** Provided data **
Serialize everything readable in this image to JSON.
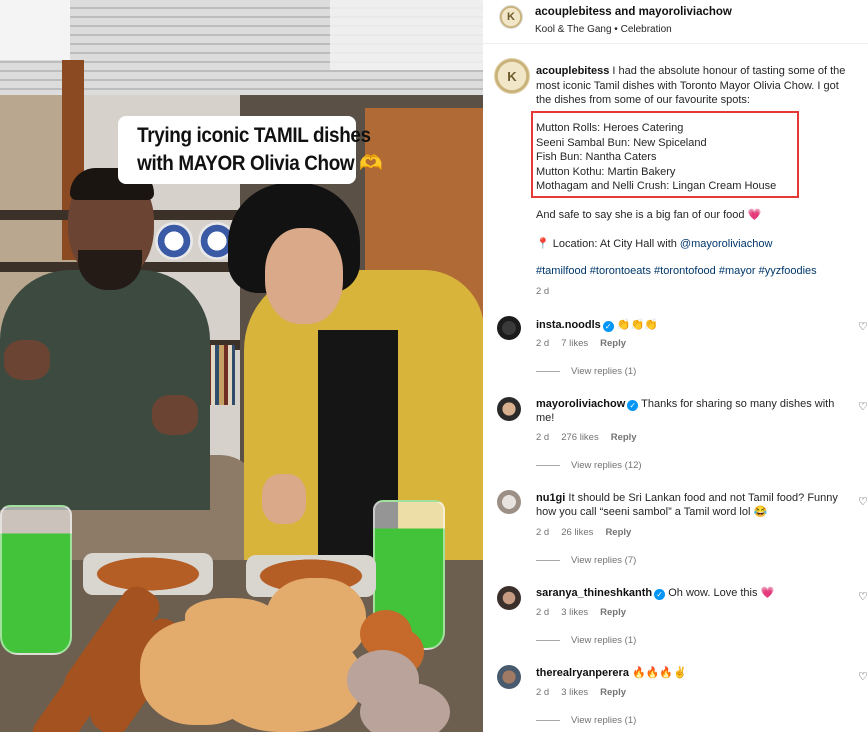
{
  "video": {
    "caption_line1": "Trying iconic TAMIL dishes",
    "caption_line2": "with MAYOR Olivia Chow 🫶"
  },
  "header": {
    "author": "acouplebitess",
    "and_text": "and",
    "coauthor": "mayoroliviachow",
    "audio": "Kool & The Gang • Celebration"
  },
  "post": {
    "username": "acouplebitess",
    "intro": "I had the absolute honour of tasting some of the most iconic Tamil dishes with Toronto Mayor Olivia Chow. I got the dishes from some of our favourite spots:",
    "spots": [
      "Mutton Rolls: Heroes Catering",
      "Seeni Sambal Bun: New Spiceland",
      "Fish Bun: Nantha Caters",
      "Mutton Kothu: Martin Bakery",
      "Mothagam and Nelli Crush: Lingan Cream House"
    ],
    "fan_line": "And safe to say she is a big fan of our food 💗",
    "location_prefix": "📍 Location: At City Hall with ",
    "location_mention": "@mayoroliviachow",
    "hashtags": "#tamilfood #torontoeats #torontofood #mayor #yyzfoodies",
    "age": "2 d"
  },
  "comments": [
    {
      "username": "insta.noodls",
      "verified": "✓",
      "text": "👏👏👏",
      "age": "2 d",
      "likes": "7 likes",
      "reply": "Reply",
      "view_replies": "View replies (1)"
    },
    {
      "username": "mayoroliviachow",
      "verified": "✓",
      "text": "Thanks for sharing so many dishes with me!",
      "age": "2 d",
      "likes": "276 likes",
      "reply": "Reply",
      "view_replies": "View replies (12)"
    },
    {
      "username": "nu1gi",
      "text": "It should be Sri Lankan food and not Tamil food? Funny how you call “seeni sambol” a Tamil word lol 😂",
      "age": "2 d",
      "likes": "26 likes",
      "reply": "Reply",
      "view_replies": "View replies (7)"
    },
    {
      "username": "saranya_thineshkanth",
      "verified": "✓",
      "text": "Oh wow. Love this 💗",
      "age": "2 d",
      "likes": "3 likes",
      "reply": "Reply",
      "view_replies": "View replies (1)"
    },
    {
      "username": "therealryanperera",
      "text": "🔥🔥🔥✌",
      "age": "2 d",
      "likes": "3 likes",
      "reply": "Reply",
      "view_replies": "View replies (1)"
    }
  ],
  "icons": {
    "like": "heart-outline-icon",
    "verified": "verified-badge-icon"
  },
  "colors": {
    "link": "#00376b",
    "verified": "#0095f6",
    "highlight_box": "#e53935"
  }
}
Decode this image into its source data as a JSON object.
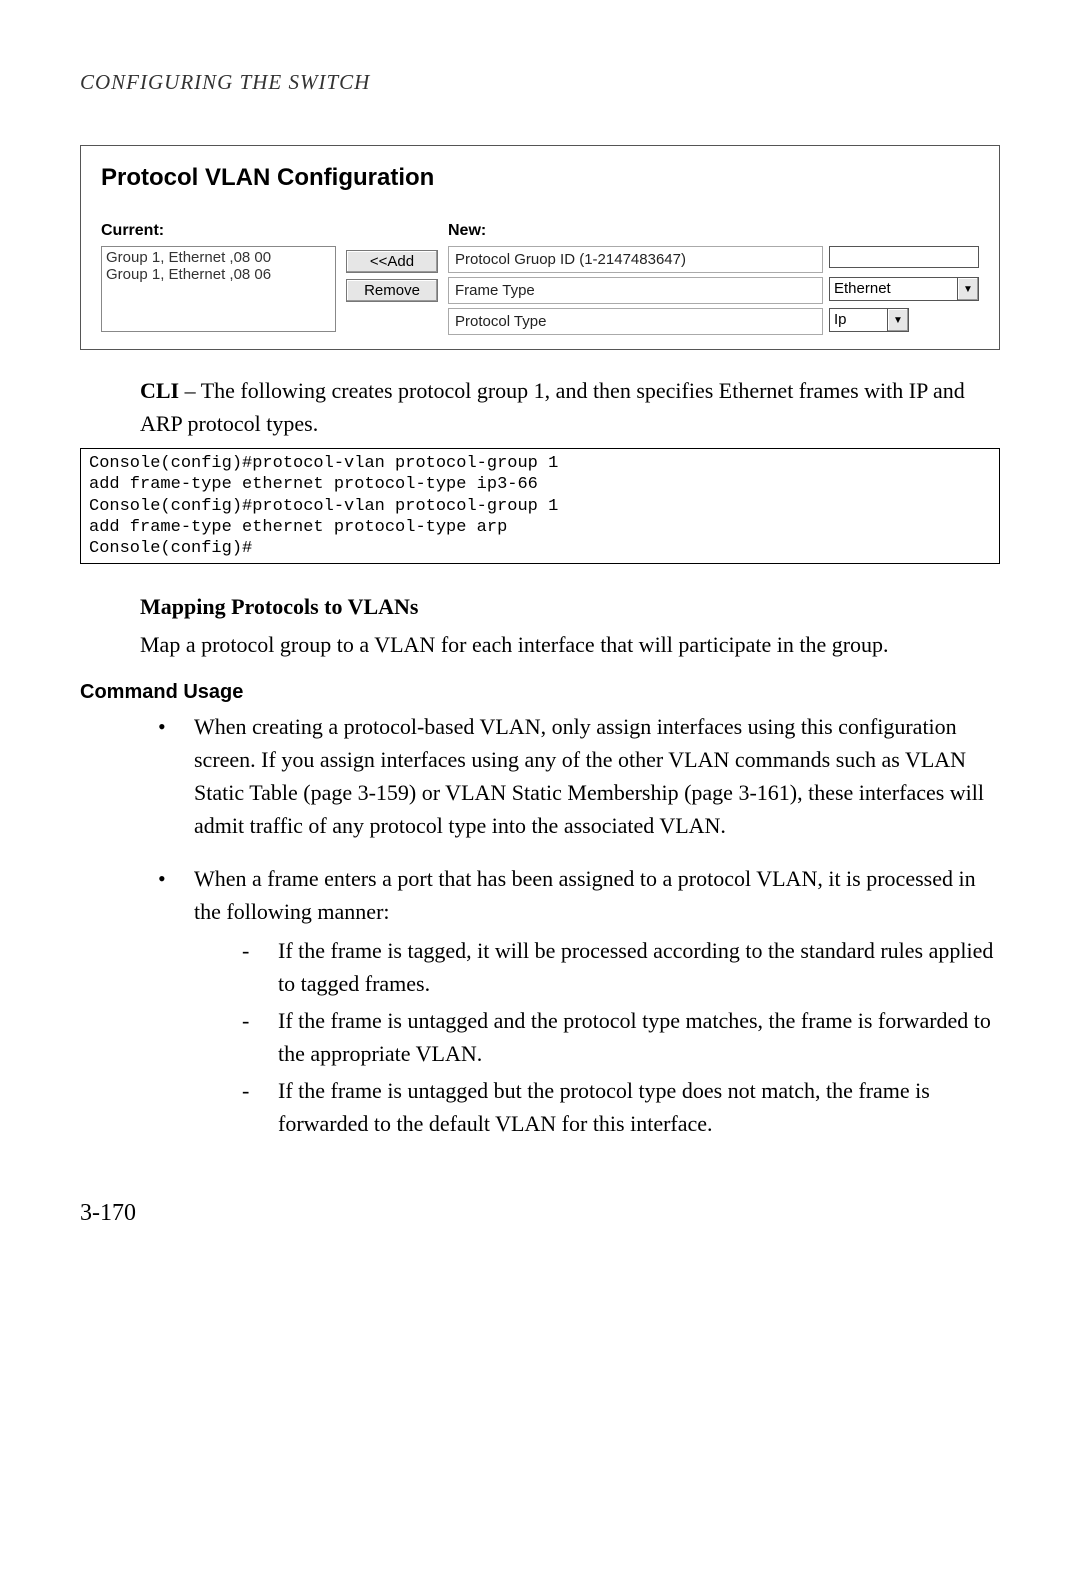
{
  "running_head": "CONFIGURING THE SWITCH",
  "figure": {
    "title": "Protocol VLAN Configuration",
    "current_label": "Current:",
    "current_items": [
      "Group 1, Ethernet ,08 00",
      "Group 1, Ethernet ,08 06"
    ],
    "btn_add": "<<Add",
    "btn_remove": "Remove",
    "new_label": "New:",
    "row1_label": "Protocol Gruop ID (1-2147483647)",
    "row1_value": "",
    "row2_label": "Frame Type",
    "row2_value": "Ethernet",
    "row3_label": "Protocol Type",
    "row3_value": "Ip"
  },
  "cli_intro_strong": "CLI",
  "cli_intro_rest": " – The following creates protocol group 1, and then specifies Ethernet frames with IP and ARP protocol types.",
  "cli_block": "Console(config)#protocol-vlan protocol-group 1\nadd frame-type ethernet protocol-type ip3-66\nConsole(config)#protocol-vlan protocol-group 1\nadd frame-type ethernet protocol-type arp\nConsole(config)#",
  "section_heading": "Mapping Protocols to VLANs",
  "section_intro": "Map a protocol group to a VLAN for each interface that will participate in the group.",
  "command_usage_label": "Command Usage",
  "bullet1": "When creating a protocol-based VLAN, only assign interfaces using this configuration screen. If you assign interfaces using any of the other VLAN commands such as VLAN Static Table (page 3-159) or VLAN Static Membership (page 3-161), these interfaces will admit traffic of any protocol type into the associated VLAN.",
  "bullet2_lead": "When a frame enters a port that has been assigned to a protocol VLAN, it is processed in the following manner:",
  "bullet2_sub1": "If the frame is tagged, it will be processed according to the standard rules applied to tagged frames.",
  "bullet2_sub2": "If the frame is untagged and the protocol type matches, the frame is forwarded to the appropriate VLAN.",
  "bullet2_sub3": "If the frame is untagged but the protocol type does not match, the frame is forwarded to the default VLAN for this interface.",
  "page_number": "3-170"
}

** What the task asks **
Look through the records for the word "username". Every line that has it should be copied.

** Your response **
    "username": "acouplebitess",
      "username": "insta.noodls",
      "username": "mayoroliviachow",
      "username": "nu1gi",
      "username": "saranya_thineshkanth",
      "username": "therealryanperera",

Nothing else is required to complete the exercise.